Exercise description:
Will you output all of the data below exactly, omitting the images?

(Collected data entries)
★ ★ ★ ★ ★

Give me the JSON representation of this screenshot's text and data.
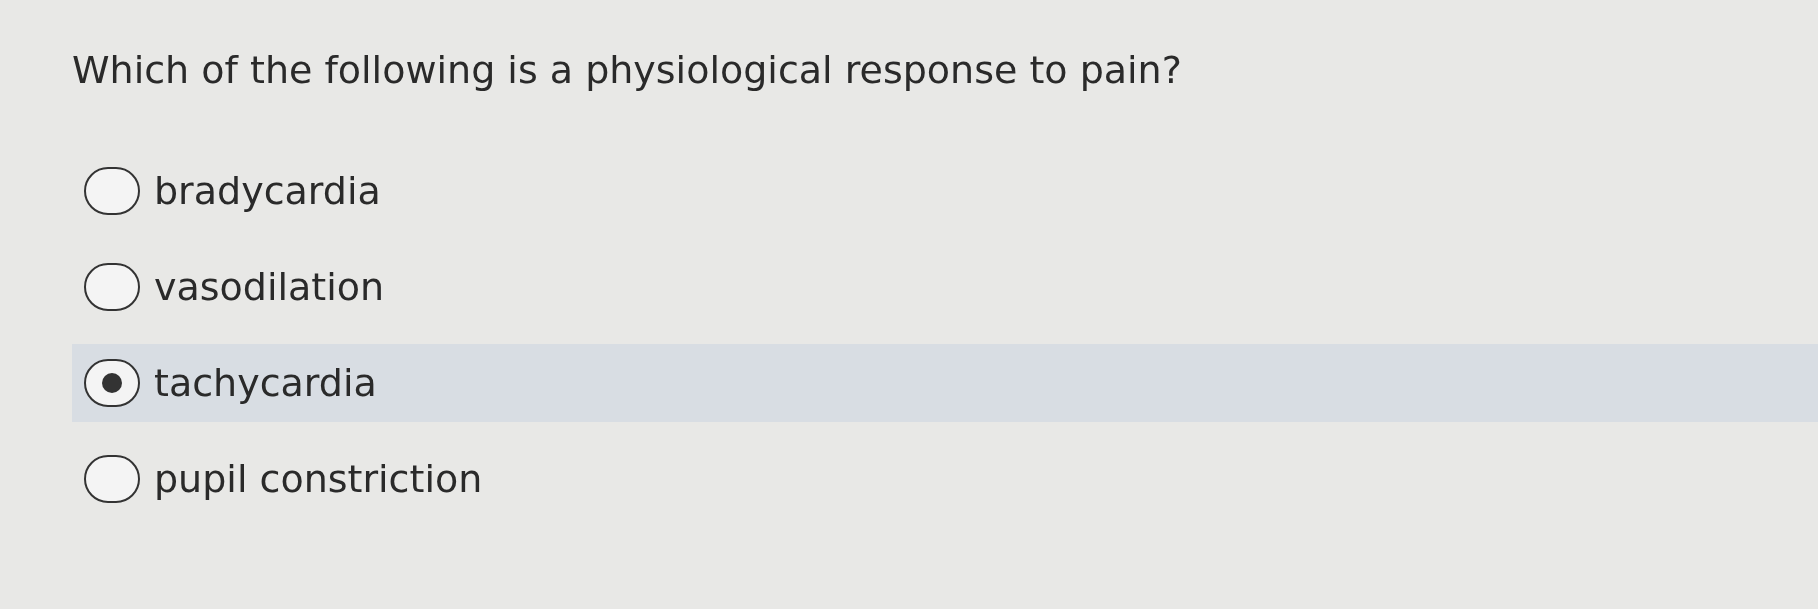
{
  "question": "Which of the following is a physiological response to pain?",
  "options": [
    {
      "label": "bradycardia",
      "selected": false
    },
    {
      "label": "vasodilation",
      "selected": false
    },
    {
      "label": "tachycardia",
      "selected": true
    },
    {
      "label": "pupil constriction",
      "selected": false
    }
  ]
}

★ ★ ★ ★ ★

Task answer:
Give me the JSON representation of this screenshot's text and data.
{
  "question": "Which of the following is a physiological response to pain?",
  "options": [
    {
      "label": "bradycardia",
      "selected": false
    },
    {
      "label": "vasodilation",
      "selected": false
    },
    {
      "label": "tachycardia",
      "selected": true
    },
    {
      "label": "pupil constriction",
      "selected": false
    }
  ]
}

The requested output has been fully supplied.